The design and distribution obligation is like vaccination - it is meant to prevent problems occurring in the first place.

For the first time, financial businesses will be required to design each product they sell with consumers’ needs in mind. This means, for example, that an insurance company will need to identify the types of consumers a particular insurance policy is intended to assist. It will need to make sure that it is sold in a way that means it’s likely to get to the right people. If it’s a policy that will only benefit older people, it shouldn’t be pushed upon young people. If it only benefits working people, it shouldn’t be pushed upon people with no prospect of work.

This is intended to avoid the problem that we see far too often of people losing money through being flogged insurance policies on which they’ll never be able to make a claim.

The product intervention power, on the other hand, is like quarantine - it will kick in if vaccination fails to protect the population.

ASIC, the financial regulator, will have the power to intervene where it sees a risk of harm to consumers. ASIC will be able to restrict who the product can be sold to or require changes to advertising. In the worst cases, it will be able to impose a temporary ban on the product, taking it right off the market.

These changes reflect a big shift in the way we think about the risk of harm created by financial markets. Whereas in markets for physical products like cars and appliances we have strong safety laws, which require a manufacturer to guarantee that a product is safe and allow regulators to recall unsafe products, our financial markets have lacked these basic protections.

But while it’s great to fix these gaps, isn’t it sad that this is even necessary? Wouldn’t it be better if banks and insurance companies did the right thing without being asked? Where a business has a licence from the government that gives it the privilege of selling financial services, shouldn’t the quid pro quo be that it doesn’t rip us off?

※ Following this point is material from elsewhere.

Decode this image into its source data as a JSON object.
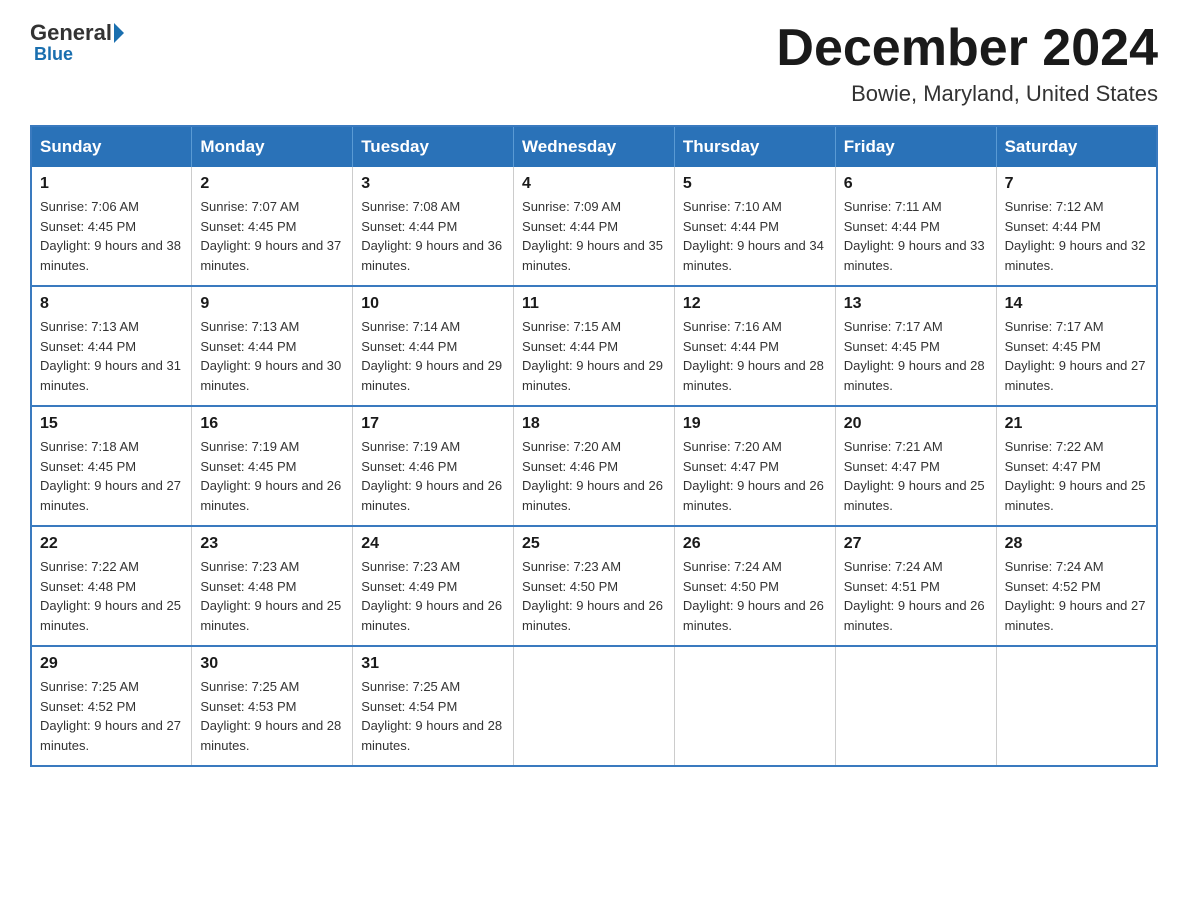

Until our financial businesses - large and small - demonstrate they can act with integrity, we need to tell them what the community expects and deserves, in law.


I think we also need a Glass-Steagall law to separate the Investment Speculation Banks from the Commercial Deposit Holding Banks. It is needed to help separate ordinary bank customers from the risks that Investment Bankers take. But this is unpalatable to many politicians and many Bankers. Integrity is missing in many places that should have it these days. When the law says the company is to maximise the profits to the shareholder then the customer is just a commodity to be used to feather the nest and is disposable/ignorable.

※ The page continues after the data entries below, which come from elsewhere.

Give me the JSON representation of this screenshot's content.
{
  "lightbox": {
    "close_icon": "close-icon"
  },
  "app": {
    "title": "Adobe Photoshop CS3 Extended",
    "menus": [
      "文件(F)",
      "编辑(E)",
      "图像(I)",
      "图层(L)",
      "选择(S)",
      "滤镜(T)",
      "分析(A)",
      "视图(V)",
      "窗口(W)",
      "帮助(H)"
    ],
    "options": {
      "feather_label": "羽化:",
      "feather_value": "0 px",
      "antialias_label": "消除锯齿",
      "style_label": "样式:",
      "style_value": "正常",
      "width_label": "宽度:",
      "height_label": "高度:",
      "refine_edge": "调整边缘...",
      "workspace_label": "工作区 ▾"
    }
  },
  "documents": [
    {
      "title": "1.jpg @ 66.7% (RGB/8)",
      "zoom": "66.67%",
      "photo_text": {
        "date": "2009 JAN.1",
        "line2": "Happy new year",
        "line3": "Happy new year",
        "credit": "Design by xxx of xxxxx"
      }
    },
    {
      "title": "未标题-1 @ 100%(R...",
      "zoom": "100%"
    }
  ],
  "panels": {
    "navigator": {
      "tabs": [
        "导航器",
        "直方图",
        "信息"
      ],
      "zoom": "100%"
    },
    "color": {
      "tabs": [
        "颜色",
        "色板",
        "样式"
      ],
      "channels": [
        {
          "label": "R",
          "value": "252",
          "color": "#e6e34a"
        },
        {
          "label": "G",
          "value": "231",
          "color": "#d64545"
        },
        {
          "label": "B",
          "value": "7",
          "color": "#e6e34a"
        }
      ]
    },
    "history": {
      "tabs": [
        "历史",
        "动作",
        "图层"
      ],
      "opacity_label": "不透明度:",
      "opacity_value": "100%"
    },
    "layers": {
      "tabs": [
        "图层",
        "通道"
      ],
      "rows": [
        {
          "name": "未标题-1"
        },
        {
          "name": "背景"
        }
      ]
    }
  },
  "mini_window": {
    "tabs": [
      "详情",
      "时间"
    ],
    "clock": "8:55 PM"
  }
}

I think it was the ABC who had an interesting show on Iceland and how they rejected their banking model and chose not to prop up the banks which went bust due to bad decisions by the management and investment brokers.

If I understood it correctly, they now have women (with a much higher social & moral conscience) running the banks. As a consequence, Iceland has pulled itself up by the bootstraps and don’t owe outside funding bodies like the IMF anything.

(Sorry if I have this story mixed up.)

The moral of the story is that we need people running the banks who have a much higher regard for the community and less focus purely on making profits. If the bank looks after the community properly, usually the benefits come to both the bank and the community.


For most businesses, integrity is a necessity for maximum long-term success in a competitive market, as consumer behaviour will tend to reward the best businesses. However, financial service providers have long outgrown these simple factors, especially when you consider our government-guaranteed banks that offer a suite of products and services (including insurance products). I think the inertia of the big financial players and resistance to consumer-based market forces is a piece of the puzzle when it comes to the law and regulation.

The number of denied claims for life insurance is a particular area of concern, so hopefully we some some improvements in this area.